### ACTIVITY:
Only the pictures are to be dropped; the rest of the data below is to be duplicated exactly.

-- Opening Marker --

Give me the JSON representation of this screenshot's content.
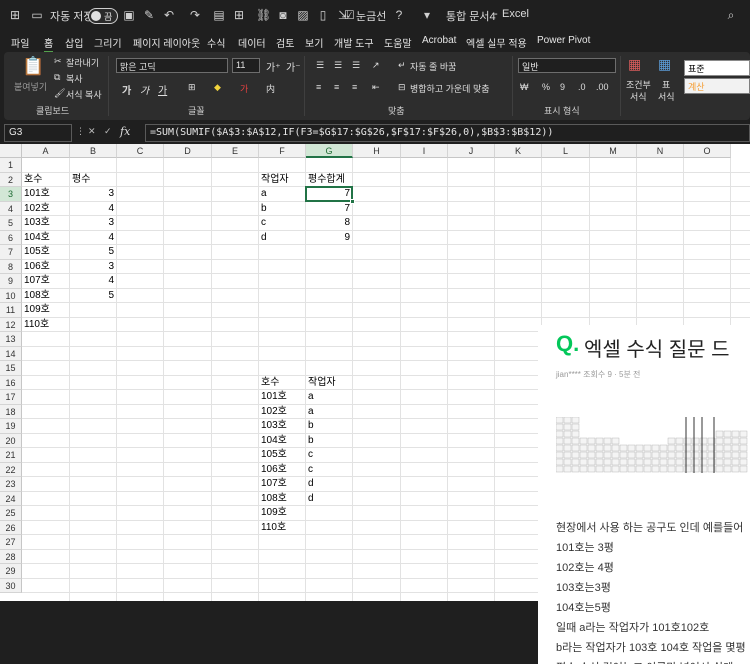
{
  "titlebar": {
    "autosave_label": "자동 저장",
    "autosave_state": "끔",
    "gridlines_label": "눈금선",
    "doc_title": "통합 문서4",
    "app_name": "Excel"
  },
  "menu": [
    "파일",
    "홈",
    "삽입",
    "그리기",
    "페이지 레이아웃",
    "수식",
    "데이터",
    "검토",
    "보기",
    "개발 도구",
    "도움말",
    "Acrobat",
    "엑셀 실무 적용",
    "Power Pivot"
  ],
  "menu_active_index": 1,
  "ribbon": {
    "clipboard": {
      "paste": "붙여넣기",
      "cut": "잘라내기",
      "copy": "복사",
      "format_painter": "서식 복사",
      "label": "클립보드"
    },
    "font": {
      "name": "맑은 고딕",
      "size": "11",
      "bold": "가",
      "italic": "가",
      "underline": "가",
      "label": "글꼴"
    },
    "align": {
      "wrap": "자동 줄 바꿈",
      "merge": "병합하고 가운데 맞춤",
      "label": "맞춤"
    },
    "number": {
      "format": "일반",
      "label": "표시 형식"
    },
    "styles": {
      "cond_format": "조건부",
      "cond_format2": "서식",
      "table": "표",
      "table2": "서식",
      "style_normal": "표준",
      "style_calc": "계산"
    },
    "colors": {
      "accent": "#217346",
      "calc_orange": "#f59d33"
    }
  },
  "formula_bar": {
    "name_box": "G3",
    "formula": "=SUM(SUMIF($A$3:$A$12,IF(F3=$G$17:$G$26,$F$17:$F$26,0),$B$3:$B$12))"
  },
  "columns": [
    "A",
    "B",
    "C",
    "D",
    "E",
    "F",
    "G",
    "H",
    "I",
    "J",
    "K",
    "L",
    "M",
    "N",
    "O"
  ],
  "rows": [
    "1",
    "2",
    "3",
    "4",
    "5",
    "6",
    "7",
    "8",
    "9",
    "10",
    "11",
    "12",
    "13",
    "14",
    "15",
    "16",
    "17",
    "18",
    "19",
    "20",
    "21",
    "22",
    "23",
    "24",
    "25",
    "26",
    "27",
    "28",
    "29",
    "30"
  ],
  "selected": {
    "col": "G",
    "row": "3"
  },
  "table1": {
    "headers": [
      "호수",
      "평수"
    ],
    "rows": [
      [
        "101호",
        "3"
      ],
      [
        "102호",
        "4"
      ],
      [
        "103호",
        "3"
      ],
      [
        "104호",
        "4"
      ],
      [
        "105호",
        "5"
      ],
      [
        "106호",
        "3"
      ],
      [
        "107호",
        "4"
      ],
      [
        "108호",
        "5"
      ],
      [
        "109호",
        ""
      ],
      [
        "110호",
        ""
      ]
    ]
  },
  "table2": {
    "headers": [
      "작업자",
      "평수합계"
    ],
    "rows": [
      [
        "a",
        "7"
      ],
      [
        "b",
        "7"
      ],
      [
        "c",
        "8"
      ],
      [
        "d",
        "9"
      ]
    ]
  },
  "table3": {
    "headers": [
      "호수",
      "작업자"
    ],
    "rows": [
      [
        "101호",
        "a"
      ],
      [
        "102호",
        "a"
      ],
      [
        "103호",
        "b"
      ],
      [
        "104호",
        "b"
      ],
      [
        "105호",
        "c"
      ],
      [
        "106호",
        "c"
      ],
      [
        "107호",
        "d"
      ],
      [
        "108호",
        "d"
      ],
      [
        "109호",
        ""
      ],
      [
        "110호",
        ""
      ]
    ]
  },
  "overlay": {
    "q_mark": "Q.",
    "title": "엑셀 수식 질문 드",
    "author": "jian****",
    "meta": "조회수 9 · 5분 전",
    "lines": [
      "현장에서 사용 하는 공구도 인데 예를들어",
      "101호는 3평",
      "102호는 4평",
      "103호는3평",
      "104호는5평",
      "일때 a라는 작업자가 101호102호",
      "b라는 작업자가 103호 104호 작업을 몇평",
      "평수 수식 걸어놓고 이름만 넣어서 쉽게 :"
    ]
  }
}
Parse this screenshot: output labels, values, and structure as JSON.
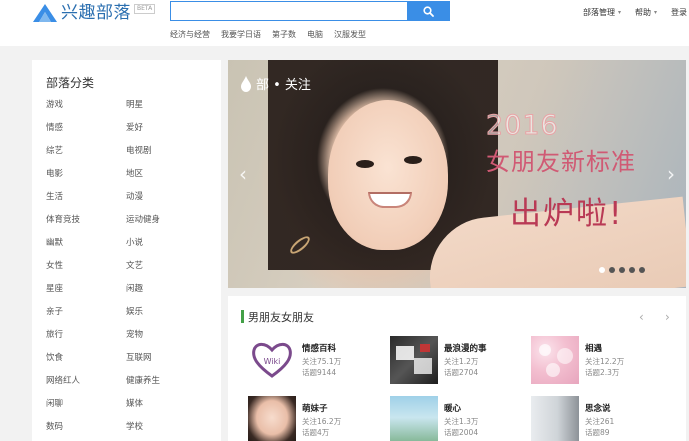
{
  "header": {
    "logo_text": "兴趣部落",
    "logo_badge": "BETA",
    "search": {
      "value": "",
      "placeholder": ""
    },
    "hot_links": [
      "经济与经营",
      "我要学日语",
      "第子数",
      "电脑",
      "汉服发型"
    ],
    "nav": [
      {
        "label": "部落管理",
        "has_caret": true
      },
      {
        "label": "帮助",
        "has_caret": true
      },
      {
        "label": "登录",
        "has_caret": false
      }
    ]
  },
  "sidebar": {
    "title": "部落分类",
    "categories": [
      "游戏",
      "明星",
      "情感",
      "爱好",
      "综艺",
      "电视剧",
      "电影",
      "地区",
      "生活",
      "动漫",
      "体育竞技",
      "运动健身",
      "幽默",
      "小说",
      "女性",
      "文艺",
      "星座",
      "闲趣",
      "亲子",
      "娱乐",
      "旅行",
      "宠物",
      "饮食",
      "互联网",
      "网络红人",
      "健康养生",
      "闲聊",
      "媒体",
      "数码",
      "学校"
    ]
  },
  "banner": {
    "tag": "部 • 关注",
    "year": "2016",
    "line1": "女朋友新标准",
    "line2": "出炉啦!",
    "slide_count": 5,
    "active_slide": 0
  },
  "section": {
    "title": "男朋友女朋友",
    "groups": [
      {
        "name": "情感百科",
        "follow": "关注75.1万",
        "topics": "话题9144",
        "thumb": "heart-logo"
      },
      {
        "name": "最浪漫的事",
        "follow": "关注1.2万",
        "topics": "话题2704",
        "thumb": "romance-text"
      },
      {
        "name": "相遇",
        "follow": "关注12.2万",
        "topics": "话题2.3万",
        "thumb": "blossom"
      },
      {
        "name": "萌妹子",
        "follow": "关注16.2万",
        "topics": "话题4万",
        "thumb": "girl-portrait"
      },
      {
        "name": "暖心",
        "follow": "关注1.3万",
        "topics": "话题2004",
        "thumb": "anime-scene"
      },
      {
        "name": "思念说",
        "follow": "关注261",
        "topics": "话题89",
        "thumb": "window-girl"
      }
    ]
  },
  "colors": {
    "accent": "#3a8ee6",
    "logo": "#2b6fb0",
    "section_marker": "#43a047",
    "banner_text": "#d05a74"
  }
}
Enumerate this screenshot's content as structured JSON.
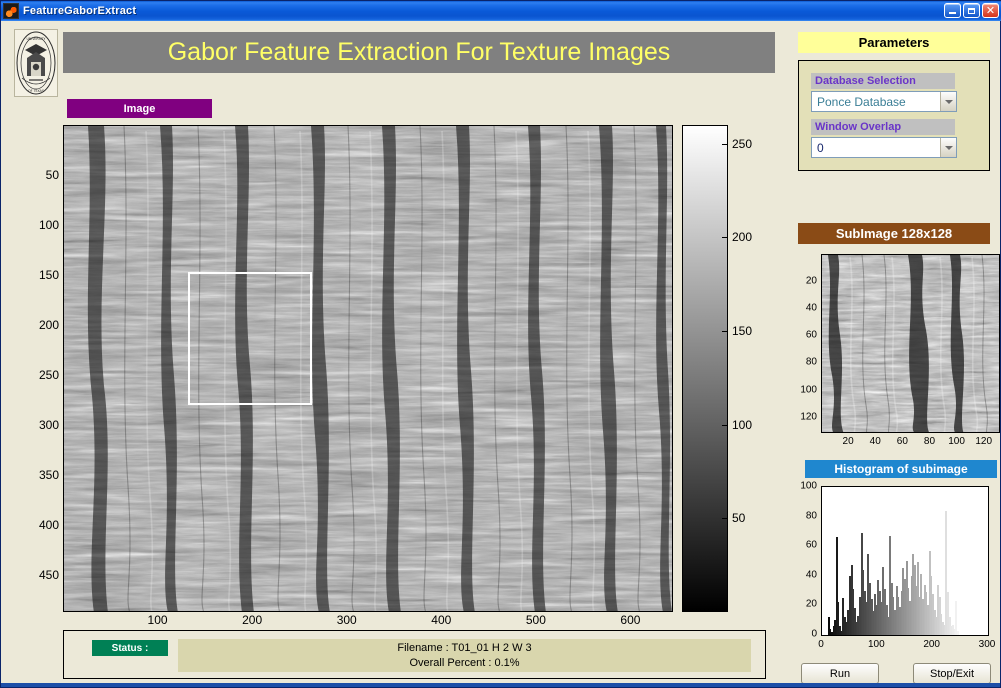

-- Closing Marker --

### EXERCISE RESPONSE:
Give me the JSON representation of this screenshot's content.
{
  "titlebar": {
    "autosave_label": "자동 저장",
    "autosave_state": "끔",
    "gridlines_label": "눈금선",
    "doc_title": "통합 문서4",
    "app_name": "Excel"
  },
  "menu": [
    "파일",
    "홈",
    "삽입",
    "그리기",
    "페이지 레이아웃",
    "수식",
    "데이터",
    "검토",
    "보기",
    "개발 도구",
    "도움말",
    "Acrobat",
    "엑셀 실무 적용",
    "Power Pivot"
  ],
  "menu_active_index": 1,
  "ribbon": {
    "clipboard": {
      "paste": "붙여넣기",
      "cut": "잘라내기",
      "copy": "복사",
      "format_painter": "서식 복사",
      "label": "클립보드"
    },
    "font": {
      "name": "맑은 고딕",
      "size": "11",
      "bold": "가",
      "italic": "가",
      "underline": "가",
      "label": "글꼴"
    },
    "align": {
      "wrap": "자동 줄 바꿈",
      "merge": "병합하고 가운데 맞춤",
      "label": "맞춤"
    },
    "number": {
      "format": "일반",
      "label": "표시 형식"
    },
    "styles": {
      "cond_format": "조건부",
      "cond_format2": "서식",
      "table": "표",
      "table2": "서식",
      "style_normal": "표준",
      "style_calc": "계산"
    },
    "colors": {
      "accent": "#217346",
      "calc_orange": "#f59d33"
    }
  },
  "formula_bar": {
    "name_box": "G3",
    "formula": "=SUM(SUMIF($A$3:$A$12,IF(F3=$G$17:$G$26,$F$17:$F$26,0),$B$3:$B$12))"
  },
  "columns": [
    "A",
    "B",
    "C",
    "D",
    "E",
    "F",
    "G",
    "H",
    "I",
    "J",
    "K",
    "L",
    "M",
    "N",
    "O"
  ],
  "rows": [
    "1",
    "2",
    "3",
    "4",
    "5",
    "6",
    "7",
    "8",
    "9",
    "10",
    "11",
    "12",
    "13",
    "14",
    "15",
    "16",
    "17",
    "18",
    "19",
    "20",
    "21",
    "22",
    "23",
    "24",
    "25",
    "26",
    "27",
    "28",
    "29",
    "30"
  ],
  "selected": {
    "col": "G",
    "row": "3"
  },
  "table1": {
    "headers": [
      "호수",
      "평수"
    ],
    "rows": [
      [
        "101호",
        "3"
      ],
      [
        "102호",
        "4"
      ],
      [
        "103호",
        "3"
      ],
      [
        "104호",
        "4"
      ],
      [
        "105호",
        "5"
      ],
      [
        "106호",
        "3"
      ],
      [
        "107호",
        "4"
      ],
      [
        "108호",
        "5"
      ],
      [
        "109호",
        ""
      ],
      [
        "110호",
        ""
      ]
    ]
  },
  "table2": {
    "headers": [
      "작업자",
      "평수합계"
    ],
    "rows": [
      [
        "a",
        "7"
      ],
      [
        "b",
        "7"
      ],
      [
        "c",
        "8"
      ],
      [
        "d",
        "9"
      ]
    ]
  },
  "table3": {
    "headers": [
      "호수",
      "작업자"
    ],
    "rows": [
      [
        "101호",
        "a"
      ],
      [
        "102호",
        "a"
      ],
      [
        "103호",
        "b"
      ],
      [
        "104호",
        "b"
      ],
      [
        "105호",
        "c"
      ],
      [
        "106호",
        "c"
      ],
      [
        "107호",
        "d"
      ],
      [
        "108호",
        "d"
      ],
      [
        "109호",
        ""
      ],
      [
        "110호",
        ""
      ]
    ]
  },
  "overlay": {
    "q_mark": "Q.",
    "title": "엑셀 수식 질문 드",
    "author": "jian****",
    "meta": "조회수 9 · 5분 전",
    "lines": [
      "현장에서 사용 하는 공구도 인데 예를들어",
      "101호는 3평",
      "102호는 4평",
      "103호는3평",
      "104호는5평",
      "일때 a라는 작업자가 101호102호",
      "b라는 작업자가 103호 104호 작업을 몇평",
      "평수 수식 걸어놓고 이름만 넣어서 쉽게 :"
    ]
  }
}
Parse this screenshot: output labels, values, and structure as JSON.
{
  "header": {
    "logo_text": "兴趣部落",
    "logo_badge": "BETA",
    "search": {
      "value": "",
      "placeholder": ""
    },
    "hot_links": [
      "经济与经营",
      "我要学日语",
      "第子数",
      "电脑",
      "汉服发型"
    ],
    "nav": [
      {
        "label": "部落管理",
        "has_caret": true
      },
      {
        "label": "帮助",
        "has_caret": true
      },
      {
        "label": "登录",
        "has_caret": false
      }
    ]
  },
  "sidebar": {
    "title": "部落分类",
    "categories": [
      "游戏",
      "明星",
      "情感",
      "爱好",
      "综艺",
      "电视剧",
      "电影",
      "地区",
      "生活",
      "动漫",
      "体育竞技",
      "运动健身",
      "幽默",
      "小说",
      "女性",
      "文艺",
      "星座",
      "闲趣",
      "亲子",
      "娱乐",
      "旅行",
      "宠物",
      "饮食",
      "互联网",
      "网络红人",
      "健康养生",
      "闲聊",
      "媒体",
      "数码",
      "学校"
    ]
  },
  "banner": {
    "tag": "部 • 关注",
    "year": "2016",
    "line1": "女朋友新标准",
    "line2": "出炉啦!",
    "slide_count": 5,
    "active_slide": 0
  },
  "section": {
    "title": "男朋友女朋友",
    "groups": [
      {
        "name": "情感百科",
        "follow": "关注75.1万",
        "topics": "话题9144",
        "thumb": "heart-logo"
      },
      {
        "name": "最浪漫的事",
        "follow": "关注1.2万",
        "topics": "话题2704",
        "thumb": "romance-text"
      },
      {
        "name": "相遇",
        "follow": "关注12.2万",
        "topics": "话题2.3万",
        "thumb": "blossom"
      },
      {
        "name": "萌妹子",
        "follow": "关注16.2万",
        "topics": "话题4万",
        "thumb": "girl-portrait"
      },
      {
        "name": "暖心",
        "follow": "关注1.3万",
        "topics": "话题2004",
        "thumb": "anime-scene"
      },
      {
        "name": "思念说",
        "follow": "关注261",
        "topics": "话题89",
        "thumb": "window-girl"
      }
    ]
  },
  "colors": {
    "accent": "#3a8ee6",
    "logo": "#2b6fb0",
    "section_marker": "#43a047",
    "banner_text": "#d05a74"
  }
}
Enumerate this screenshot's content as structured JSON.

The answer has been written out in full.